*RECORDS SHOWN*:
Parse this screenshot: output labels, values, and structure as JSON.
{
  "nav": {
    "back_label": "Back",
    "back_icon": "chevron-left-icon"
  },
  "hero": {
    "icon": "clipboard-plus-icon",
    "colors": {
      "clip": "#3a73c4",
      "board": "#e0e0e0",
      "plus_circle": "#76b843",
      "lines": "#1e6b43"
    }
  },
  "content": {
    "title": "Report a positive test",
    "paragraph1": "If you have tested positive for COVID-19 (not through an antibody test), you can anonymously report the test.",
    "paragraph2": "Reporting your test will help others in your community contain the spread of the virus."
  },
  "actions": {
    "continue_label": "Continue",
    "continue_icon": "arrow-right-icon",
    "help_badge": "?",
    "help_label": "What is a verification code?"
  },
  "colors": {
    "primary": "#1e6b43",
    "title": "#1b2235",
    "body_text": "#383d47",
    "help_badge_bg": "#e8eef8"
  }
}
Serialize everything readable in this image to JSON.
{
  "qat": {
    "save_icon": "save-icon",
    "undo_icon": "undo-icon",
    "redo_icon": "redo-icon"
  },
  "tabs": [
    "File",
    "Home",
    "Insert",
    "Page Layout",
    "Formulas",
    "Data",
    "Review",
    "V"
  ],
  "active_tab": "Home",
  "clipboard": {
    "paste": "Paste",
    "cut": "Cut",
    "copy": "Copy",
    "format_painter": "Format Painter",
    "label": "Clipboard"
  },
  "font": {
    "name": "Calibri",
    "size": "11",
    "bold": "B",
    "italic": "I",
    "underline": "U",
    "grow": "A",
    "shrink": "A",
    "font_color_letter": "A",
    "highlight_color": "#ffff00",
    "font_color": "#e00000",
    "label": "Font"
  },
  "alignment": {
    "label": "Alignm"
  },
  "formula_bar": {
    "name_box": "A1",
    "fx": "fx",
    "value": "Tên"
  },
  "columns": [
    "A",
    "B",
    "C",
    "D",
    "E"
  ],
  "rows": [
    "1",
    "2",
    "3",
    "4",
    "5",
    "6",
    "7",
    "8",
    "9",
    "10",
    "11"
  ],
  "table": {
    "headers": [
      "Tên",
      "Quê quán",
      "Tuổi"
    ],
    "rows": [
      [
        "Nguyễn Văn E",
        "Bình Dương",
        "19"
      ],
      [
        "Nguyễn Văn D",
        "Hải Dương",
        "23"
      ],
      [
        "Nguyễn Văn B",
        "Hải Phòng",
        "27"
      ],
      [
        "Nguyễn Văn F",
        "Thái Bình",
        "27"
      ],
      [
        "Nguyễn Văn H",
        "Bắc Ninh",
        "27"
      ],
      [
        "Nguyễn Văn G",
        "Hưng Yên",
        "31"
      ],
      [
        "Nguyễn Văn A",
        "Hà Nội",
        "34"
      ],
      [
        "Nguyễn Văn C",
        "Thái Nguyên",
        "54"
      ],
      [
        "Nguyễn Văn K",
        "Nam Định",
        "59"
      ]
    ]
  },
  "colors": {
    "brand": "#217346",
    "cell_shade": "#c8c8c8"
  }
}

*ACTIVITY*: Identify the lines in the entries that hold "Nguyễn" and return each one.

*OUTPUT BELOW*:
        "Nguyễn Văn E",
        "Nguyễn Văn D",
        "Nguyễn Văn B",
        "Nguyễn Văn F",
        "Nguyễn Văn H",
        "Nguyễn Văn G",
        "Nguyễn Văn A",
        "Nguyễn Văn C",
        "Nguyễn Văn K",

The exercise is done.